- [Requirement]:
Extract the lines that carry the string "Level" from the listing.

- [Exercise input]:
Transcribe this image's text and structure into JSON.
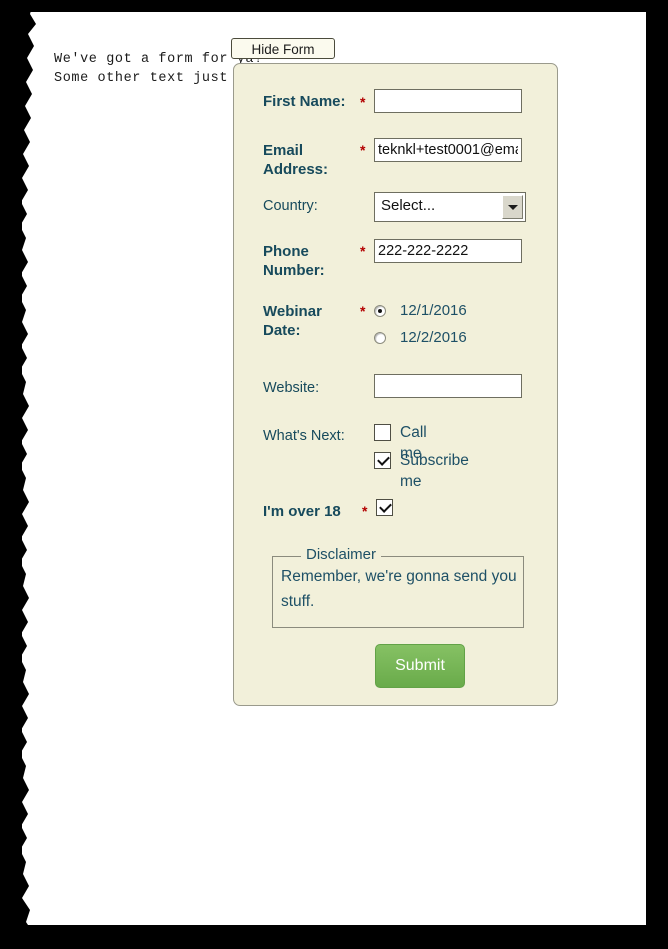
{
  "page": {
    "intro_lines": [
      "We've got a form for ya!",
      "Some other text just to show something."
    ],
    "hide_form_label": "Hide Form"
  },
  "form": {
    "fields": {
      "first_name": {
        "label": "First Name:",
        "required_marker": "*",
        "value": "",
        "placeholder": ""
      },
      "email": {
        "label": "Email Address:",
        "required_marker": "*",
        "value": "teknkl+test0001@ema",
        "placeholder": ""
      },
      "country": {
        "label": "Country:",
        "selected_option": "Select...",
        "options": [
          "Select..."
        ]
      },
      "phone": {
        "label": "Phone Number:",
        "required_marker": "*",
        "value": "222-222-2222",
        "placeholder": ""
      },
      "webinar_date": {
        "label": "Webinar Date:",
        "required_marker": "*",
        "options": [
          {
            "label": "12/1/2016",
            "selected": true
          },
          {
            "label": "12/2/2016",
            "selected": false
          }
        ]
      },
      "website": {
        "label": "Website:",
        "value": "",
        "placeholder": ""
      },
      "whats_next": {
        "label": "What's Next:",
        "options": [
          {
            "label": "Call me",
            "checked": false
          },
          {
            "label": "Subscribe me",
            "checked": true
          }
        ]
      },
      "over_18": {
        "label": "I'm over 18",
        "required_marker": "*",
        "checked": true
      }
    },
    "disclaimer": {
      "legend": "Disclaimer",
      "text": "Remember, we're gonna send you stuff."
    },
    "submit_label": "Submit"
  },
  "colors": {
    "panel_background": "#f2f0da",
    "label_text": "#1e5066",
    "required_asterisk": "#b30000",
    "submit_green": "#6fae4e",
    "page_border": "#000000"
  }
}
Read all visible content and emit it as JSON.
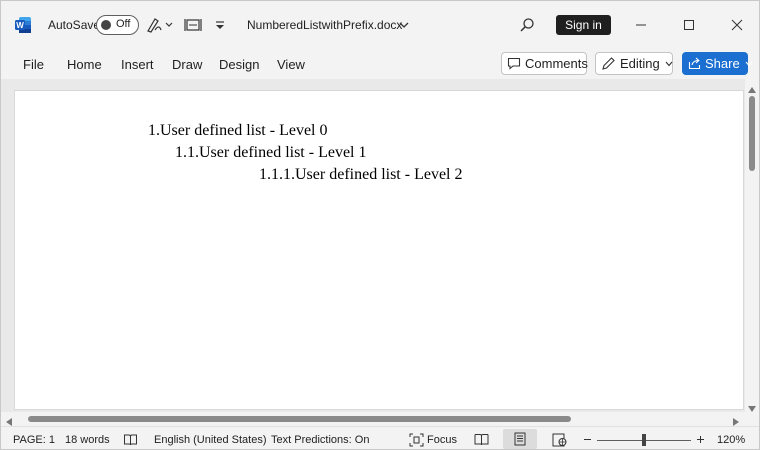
{
  "titlebar": {
    "app_icon": "word-logo",
    "autosave_label": "AutoSave",
    "autosave_state": "Off",
    "doc_title": "NumberedListwithPrefix.docx",
    "sign_in_label": "Sign in"
  },
  "menu": {
    "items": [
      "File",
      "Home",
      "Insert",
      "Draw",
      "Design",
      "View"
    ],
    "comments_label": "Comments",
    "editing_label": "Editing",
    "share_label": "Share"
  },
  "document": {
    "lines": [
      "1.User defined list - Level 0",
      "1.1.User defined list - Level 1",
      "1.1.1.User defined list - Level 2"
    ]
  },
  "status": {
    "page": "PAGE: 1",
    "words": "18 words",
    "language": "English (United States)",
    "text_predictions": "Text Predictions: On",
    "focus": "Focus",
    "zoom": "120%",
    "zoom_fraction": 0.5
  },
  "colors": {
    "accent": "#1a6fd1",
    "word_blue": "#185abd"
  }
}
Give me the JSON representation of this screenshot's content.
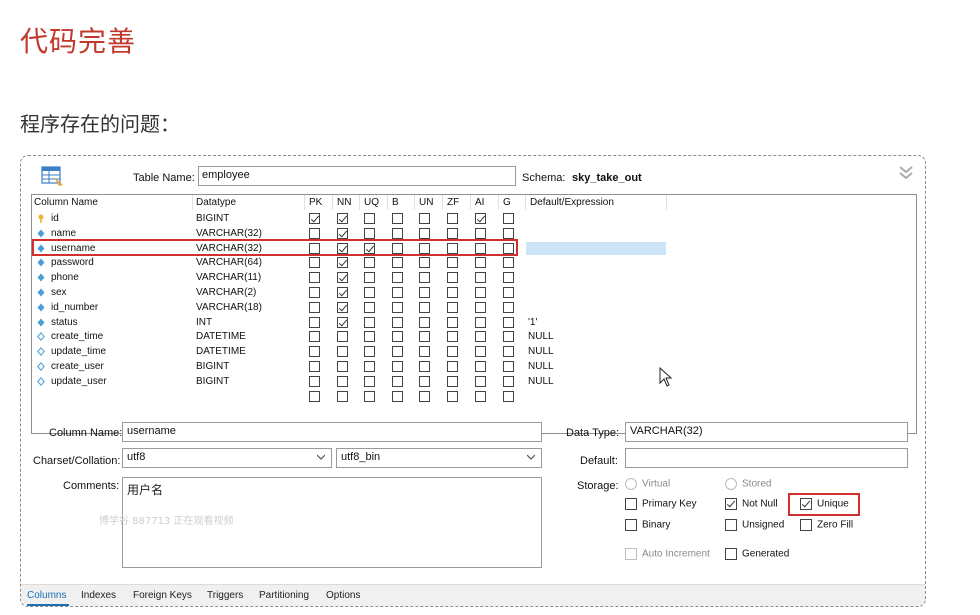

- [Result below]:
      "1.User defined list - Level 0",
      "1.1.User defined list - Level 1",
      "1.1.1.User defined list - Level 2"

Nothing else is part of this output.